In 2007, the NFL played its first regular-season game in London. We all blinked, and 10 years later the league will stage four games there -- the equivalent of half of one regular-season home schedule -- as part of its five-game International Series schedule.
The NFL's steady push outside of U.S. borders, especially toward the United Kingdom, has spurred ongoing questions about where it will all lead. Does the league really want to establish a transatlantic franchise? Could it?
Indications increasingly point to a compromise answer that would create a "virtual franchise" via an eight-game regular-season slate, and it could happen sooner than you might realize. Mark Waller, the NFL's executive vice president for international, said in a conversation this week that the league's quick sellout of all four games in London is "a really meaningful signal" about the UK's interest and ability to support an eight-game schedule in short order.
Let's take stock of the issues involved.
Hold up. Why are you bringing this up now?
Jeez. The Jaguars sure seem to show up in a lot of these games.
You're right. Starting with the 2013 season, the Jaguars committed to playing one game per season in London, and that deal has been extended through 2020. The agreement guarantees the NFL a willing partner in this project, and UK fans don't seem to mind getting the team that has the league's second-worst winning percentage (.272) of this decade.
I know this isn't a Jaguars story, but one more question: Why would they give up a home game for this every year?
The biggest reason is that they make more money from a London "home" game than they do from games played in Jacksonville, one of the NFL's smallest and least-lucrative markets. Team president Mark Lamping has said that about 15 percent of the Jaguars' annual local revenue comes from the London game. (NFL teams do not share local revenue.)
Jaguars owner Shad Khan, meanwhile, has of another sporting interest in the area after purchasing soccer's Fulham FC.
Hopefully the NFL packs the rest of the London schedule with more competitive teams.
Eh. Only one 2016 playoff team is among the eight that will make the trip (the Miami Dolphins) this season. The list also includes the Cleveland Browns, the only team that has a worse winning percentage this decade than the Jaguars (.254). The Los Angeles Rams, who last made a playoff appearance in 2004, are also on the schedule.
Doesn't seem to matter to the Brits, huh?
Nope. They sold out the two games at Wembley and two at Twickenham Stadium in short order. That means more than 300,000 fans will see NFL games in person in London this season.
Is that 300,000 different people or 300,000 in total attendance?
The latter. What's interesting is that, according to Waller, about 40,000 people bought tickets to all four games. You know what that sounds like, don't you?
A fan base.
"If you think of that [number] in terms of season-ticket membership and season-ticket base," Waller said, "that's a really good indicator of the depth of fandom."
Interesting. Is there anything else that hints of the slow build toward a virtual franchise?
Yes. For the first time, the NFL is staging games in consecutive weeks. Wembley will host games in Weeks 3 and 4, while Twickenham is set for Weeks 7 and 8.

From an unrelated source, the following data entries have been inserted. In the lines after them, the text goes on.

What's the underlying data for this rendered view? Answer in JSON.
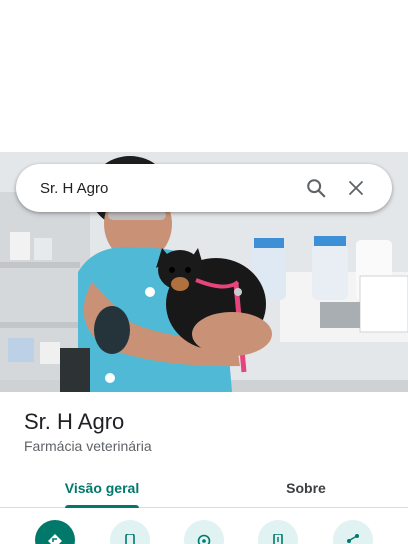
{
  "search": {
    "query": "Sr. H Agro"
  },
  "icons": {
    "search": "search-icon",
    "close": "close-icon"
  },
  "place": {
    "name": "Sr. H Agro",
    "category": "Farmácia veterinária"
  },
  "tabs": [
    {
      "label": "Visão geral",
      "active": true
    },
    {
      "label": "Sobre",
      "active": false
    }
  ],
  "actions": [
    {
      "icon": "directions-icon"
    },
    {
      "icon": "call-icon"
    },
    {
      "icon": "nearby-icon"
    },
    {
      "icon": "send-to-phone-icon"
    },
    {
      "icon": "share-icon"
    }
  ],
  "colors": {
    "accent": "#00796b",
    "action_bg": "#e0f2f1",
    "text": "#202124",
    "muted": "#5f6368"
  }
}
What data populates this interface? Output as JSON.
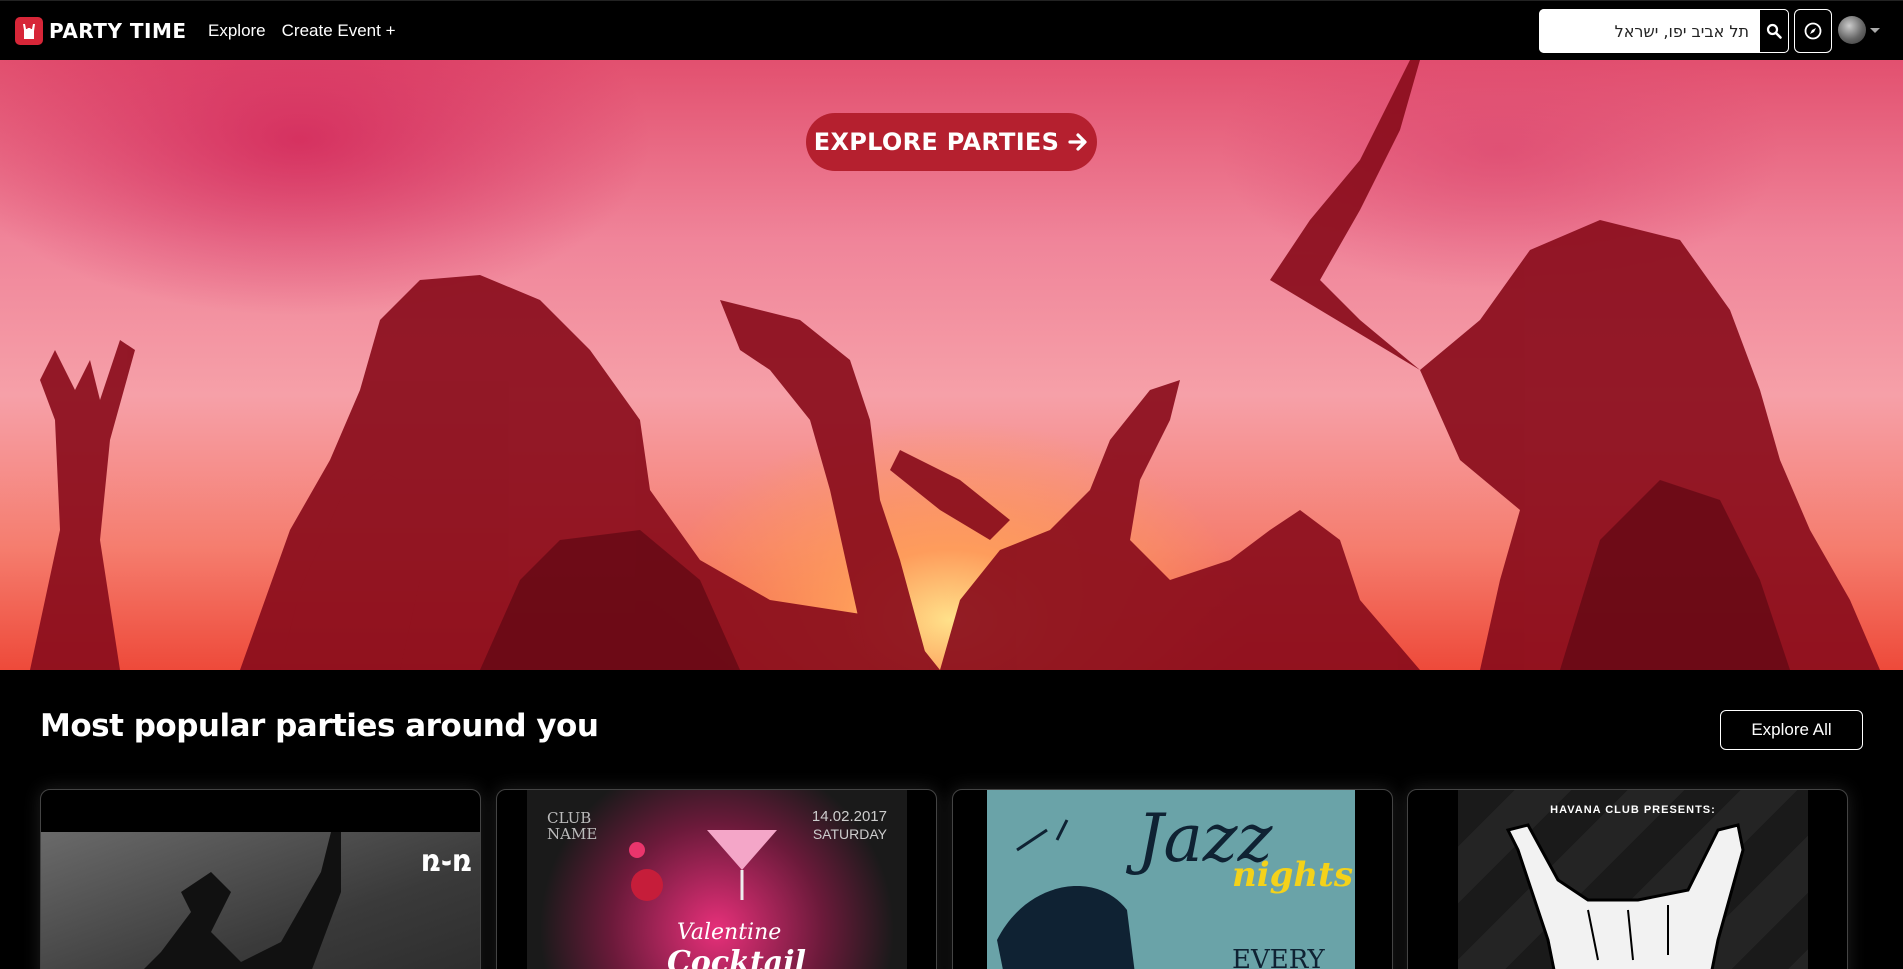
{
  "brand": {
    "name": "PARTY TIME"
  },
  "nav": {
    "explore": "Explore",
    "create_event": "Create Event +"
  },
  "search": {
    "value": "תל אביב יפו, ישראל"
  },
  "hero": {
    "button_label": "EXPLORE PARTIES"
  },
  "section": {
    "title": "Most popular parties around you",
    "explore_all": "Explore All"
  },
  "cards": [
    {
      "brand_mark": "ռ֊ռ"
    },
    {
      "top_left": "CLUB NAME",
      "date": "14.02.2017",
      "day": "SATURDAY",
      "title": "Valentine",
      "subtitle": "Cocktail"
    },
    {
      "title": "Jazz",
      "subtitle": "nights",
      "footer": "EVERY"
    },
    {
      "header": "HAVANA CLUB PRESENTS:"
    }
  ],
  "colors": {
    "accent": "#b5202f",
    "logo_red": "#d72638",
    "background": "#000000"
  }
}
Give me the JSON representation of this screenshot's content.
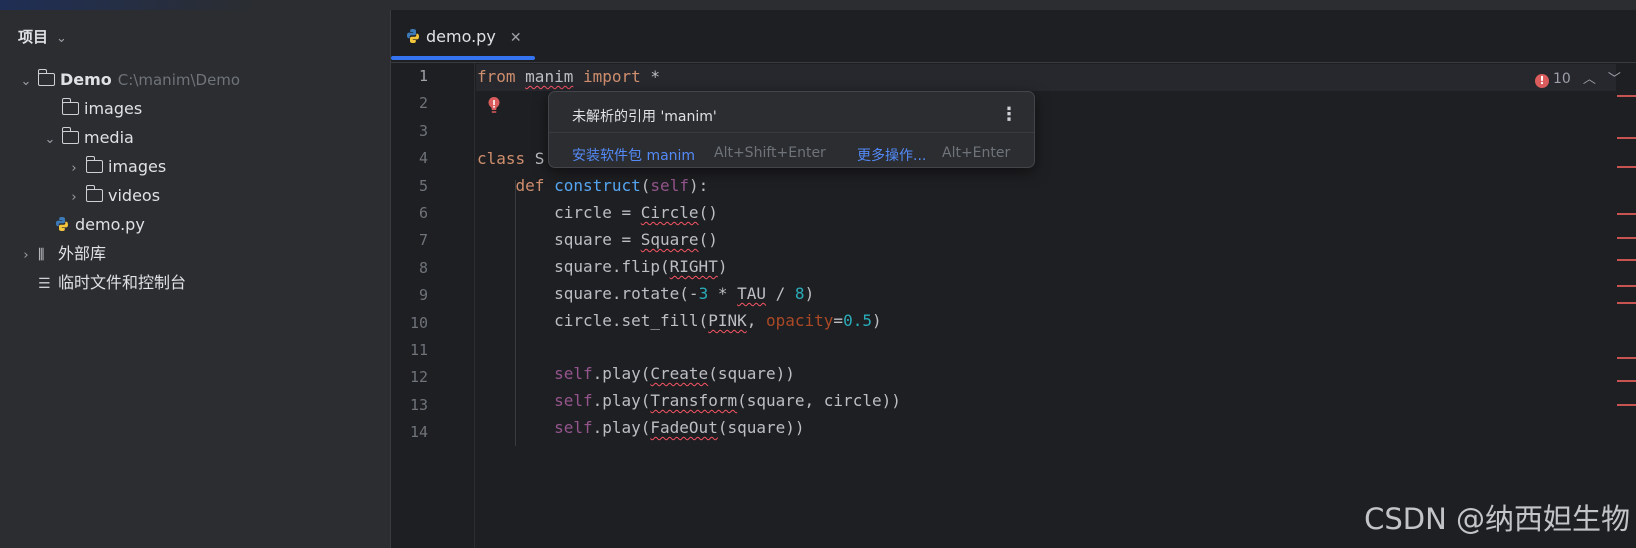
{
  "project_panel": {
    "title": "项目",
    "tree": [
      {
        "label": "Demo",
        "path_hint": "C:\\manim\\Demo"
      },
      {
        "label": "images"
      },
      {
        "label": "media"
      },
      {
        "label": "images"
      },
      {
        "label": "videos"
      },
      {
        "label": "demo.py"
      },
      {
        "label": "外部库"
      },
      {
        "label": "临时文件和控制台"
      }
    ]
  },
  "editor": {
    "tab": {
      "label": "demo.py"
    },
    "line_numbers": [
      "1",
      "2",
      "3",
      "4",
      "5",
      "6",
      "7",
      "8",
      "9",
      "10",
      "11",
      "12",
      "13",
      "14"
    ],
    "inspections": {
      "error_count": "10"
    }
  },
  "popup": {
    "message": "未解析的引用 'manim'",
    "action1": "安装软件包 manim",
    "action1_shortcut": "Alt+Shift+Enter",
    "action2": "更多操作...",
    "action2_shortcut": "Alt+Enter"
  },
  "watermark": "CSDN @纳西妲生物",
  "colors": {
    "accent": "#3574f0",
    "error": "#f75464",
    "keyword": "#cf8e6d",
    "function": "#56a8f5",
    "self": "#94558d",
    "number": "#2aacb8"
  }
}
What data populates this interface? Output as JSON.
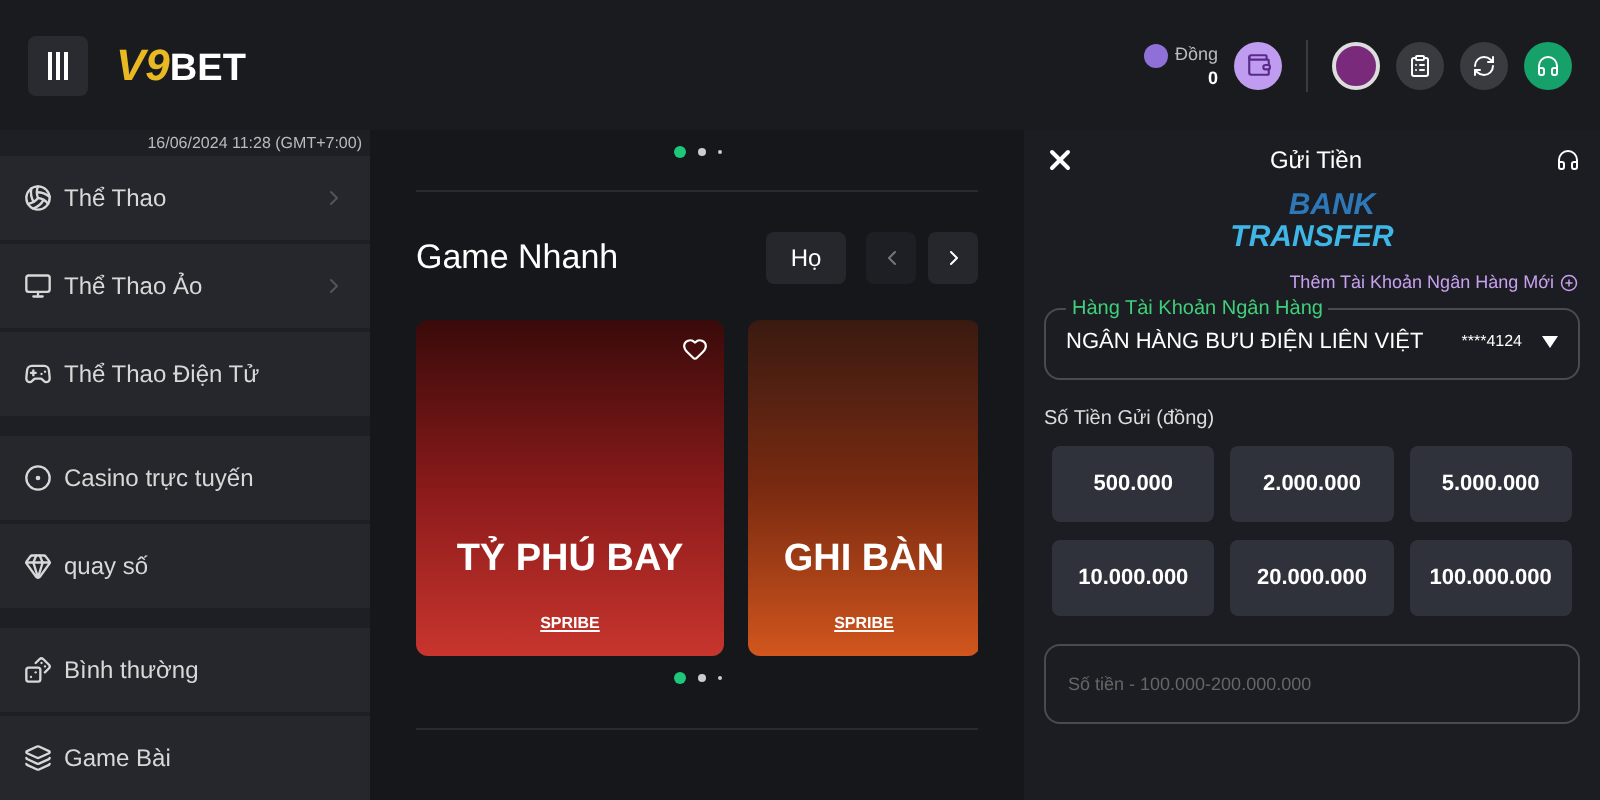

What did Waller say about that?
Here you go: "One of the things we've always felt is that if we were ever to have a team here at any point in the future, the schedule would have to work in terms of back-to-back games in the UK and back-to-back games in the States. It gives us a chance to test the back-to-back games from a playing perspective. It's not the same teams, but at least the fields and the stadium and everything else."
Three of the games, including this Sunday's, will kick off at 9:30 a.m. ET. Why do they keep doing that?
This is one instance when the NFL decided not to put the interests of the American television audience first. A 2:30 p.m. kickoff time in London is much more accessible to UK fans than 6 p.m., which corresponds to 1 p.m. ET.
"One of the things that's always important," Waller said, "is that you fit culturally with what works in the market that you're in. The reality in the UK is that Sunday afternoon is a sports time. Sunday night is not. There is no EPL [soccer] on Sunday night. There is no rugby. It's just not what people do. ... I don't want to belittle how inconvenient it is for U.S. fans. I totally understand that. But that's where the trade-off lies."
But how many of these fans are authentic UK sports fans and how many are displaced Americans?
The NFL estimates that about 5,000 fans at each game will have flown over from the United States. Another 5,000 travel from continental Europe, mostly Germany and Scandinavia. The rest hail from London or other points within a three-hour drive such as Liverpool, Newcastle and even Scotland. So the vast majority are people who live in the UK and presumably have for a while.
Anything else to share?
Just that the London series remains a growing, successful enterprise that isn't going away. In fact, it could get bigger pretty quickly. Positive returns from this "half season" of games could clear the path toward a "full" season. Said Waller: "And I don't think you have play four and then five and then six and then seven and then eight. I don't think it needs to be a linear progression."
Stay tuned on that one.